The Anaverde Hills Elementary school is planned to be a 10-acre site, adjacent to the five-acre park at the corner of Greenbriar and Parkwood. The school will be located on the other side of the open field, where Greenbriar ends, in the currently undeveloped area.
Currently, the school is to be built by the school district. The developer owns the land and per the March 2010 Settlement Agreement the developer must make a 10 acre site available, at current market value, for the school district to purchase for the purpose of building the school.
The planned site and the building plans have both been approved by the state.
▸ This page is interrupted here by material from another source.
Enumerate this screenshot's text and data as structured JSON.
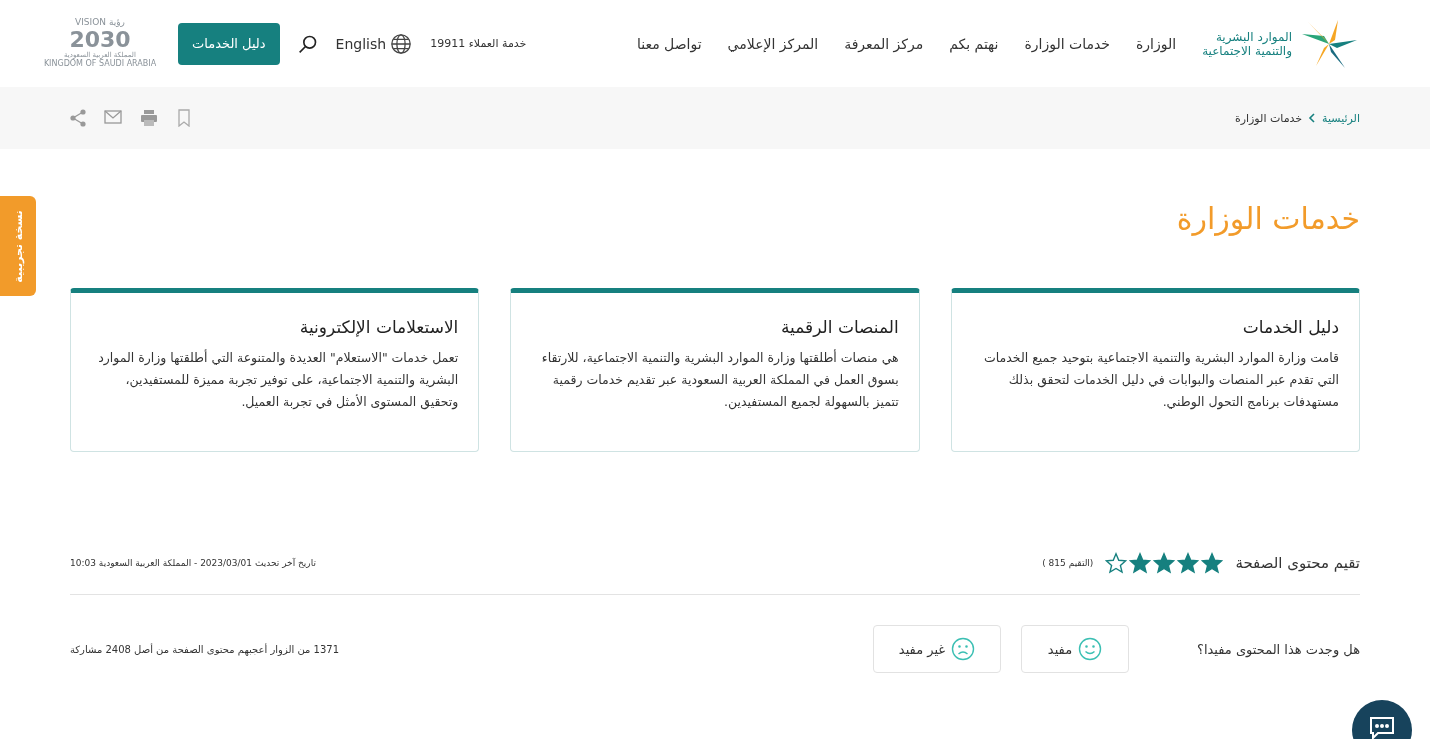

The district has construction funds available through the Measure WS school construction bond measure that was passed two years ago, as well as approximately $7M for construction in an escrow account turned over by the developer during their bankruptcy.
The school district received an appraisal on the planned school site that valued the land at around $340,000. At the peak of the market in 2006 that same land was valued around $3.3M. Legally, the developer has the right to challenge the appraisal, which they have done. So the school district must arrange a second appraisal (which the district must pay for). If the second appraisal is similar to the first, then that value stands as fair market value.
If the second appraisal is much different than the first, the developer has the right to request a third appraisal, which presumably will be closer to one of the first two than the other. The two that are similar would then establish fair market value.
If the developer still does not accept the appraisals, the school district can take the land under eminent domain based on the three appraisals.
The state approvals on the land expire the end of 2011, and it is a very lengthy, costly process to obtain new approvals. The school district hopes to start development on the school before the approvals expire.
In other developments, the district must also obtain new approvals from the city because the school will have to be located 10 feet further north than where Greenbriar currently ends, due to bedrock issues. So Greenbriar will have to be moved or widened by 10 feet to accomodate the northern movement of the school site. The city is aware and is in support of these approvals and the new plans that will have to be submitted.